It’s borderline old news now, but, in the event that you’re interested, you might consider reading Christoper Rhoads’ WSJ profile of Cuban-baseball enthusiast/apologist Peter Bjarkman.
Bjarkman, a retired Purdue University linguistics professor, is at the center of what you might call — were you so inclined — a controversy. For while he’s become basically the leading English-speaking authority on Cuban baseball, authoring the definitive A History of Cuban Baseball, 1864-2006, he’s simultaneously decried in some circles as a Cuban propagandist.
From Rhoads’ article:
“Bjarkman echoes government propaganda, so I have nothing to say about him,” says Roberto Gonzalez Echevarria, a literature professor at Yale who grew up in Cuba and wrote a history of the game.
The bespectacled Mr. Bjarkman, who lives in Lafayette, Ind., with his second wife and two cats, says he’s interested in Cuban baseball, not politics.
“It’s a wonderful, alternative baseball universe,” he says, citing the lack of commercialism, free agency and high ticket prices that mark the modern U.S. game. He says its pastoral nature recalls American baseball of the 1950s, when he was growing up following the Brooklyn Dodgers.
Some of Bjarkman’s arguments in favor of the Cuban game ring hollow. For example, when he suggests in the video above that being close to the game is imperative for him, one wonders why Bjarkman couldn’t receive the same (or, at least, similar) pleasure by driving the hour or so southwest, to the intimate confines of Victory Field, and watch the Triple-A Indianapolis Indians play.
But ultimately, what we appear to have here is a legitimate case of aesthetic and moral (or political) interests reaching an impasse. On the one hand, Bjarkman’s argument is valid: the Cuban game — from what we can see of it — appears to be legitimately compelling. On the other hand, there’s the distinct possibility that people — Cuban baseball players, specifically — are sacrificing some amount of wellbeing to create this aesthetic marvel.
How one ultimately feels about the matter probably depends on how intimately one relates to the Cuban ballplayers themselves.
Consider, by way of analogy, the achievement that is the Egyptian pyramids. Though I’ve never personally visited them, it’s my impression from people who have that it’s impossible not to be humbled in their presence. Yes, people suffered to build them, but they suffered, like, three-thousand years ago. It’s not really within the human emotional repertoire to empathize with people who suffered over a millenium ago.

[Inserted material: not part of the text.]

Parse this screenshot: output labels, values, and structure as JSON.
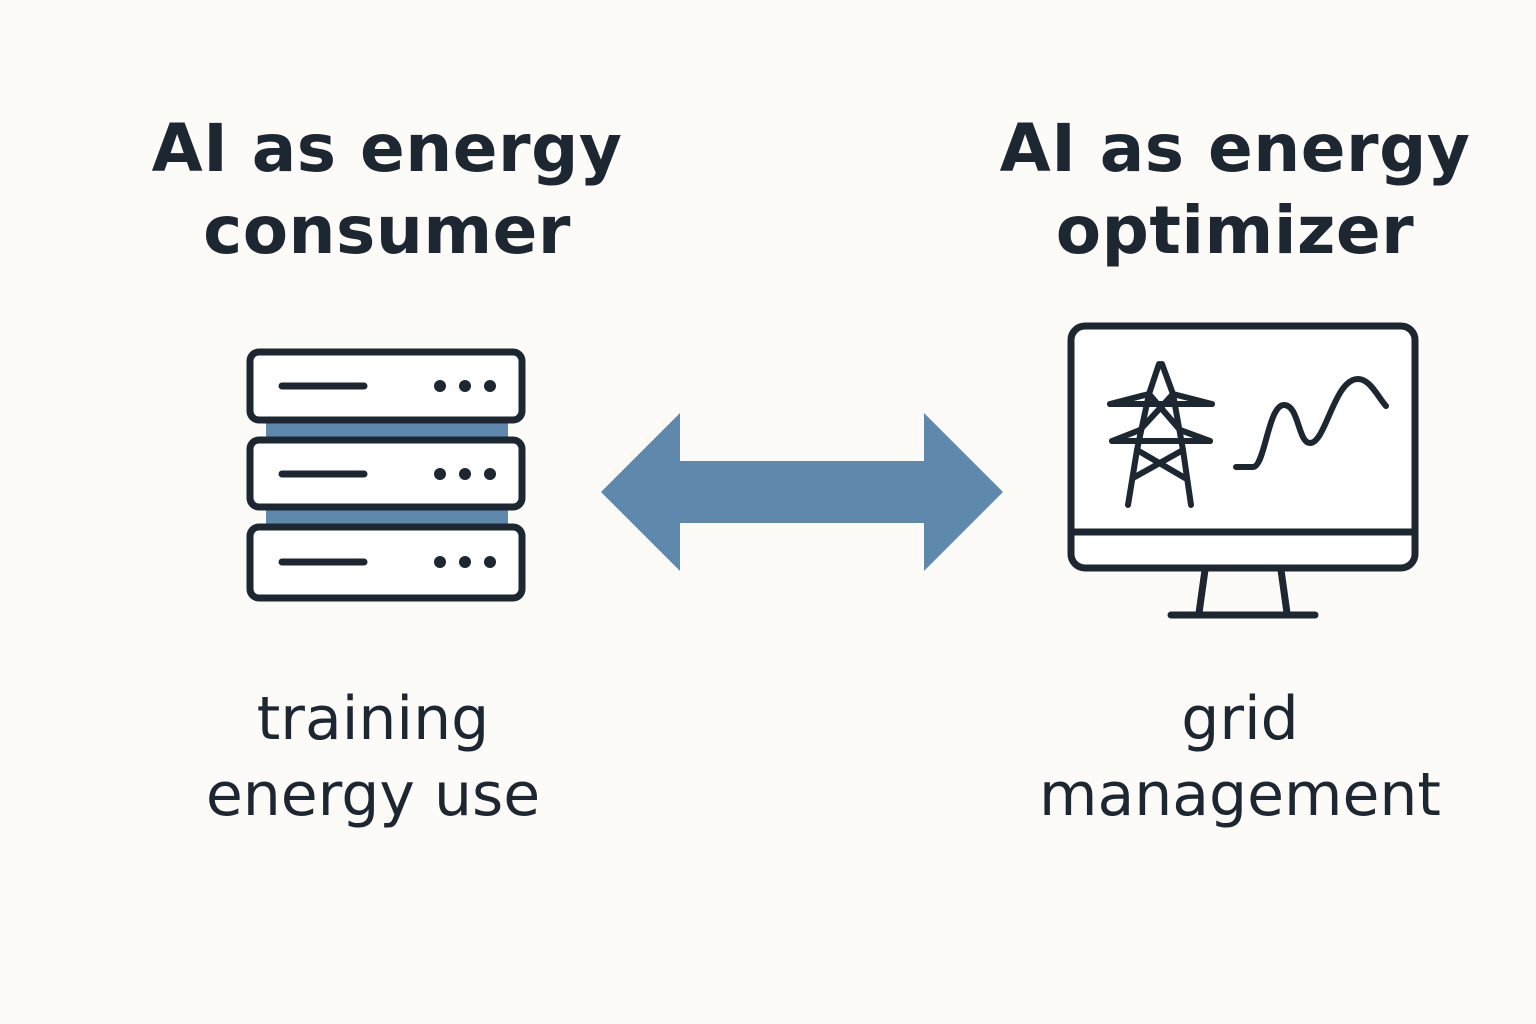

It is possible, however — especially for people who have left Cuba, like the above-mentioned Echevarria — to understand what it might be like for those baseballers who’re paid considerably less than their free-market value.
Print This Post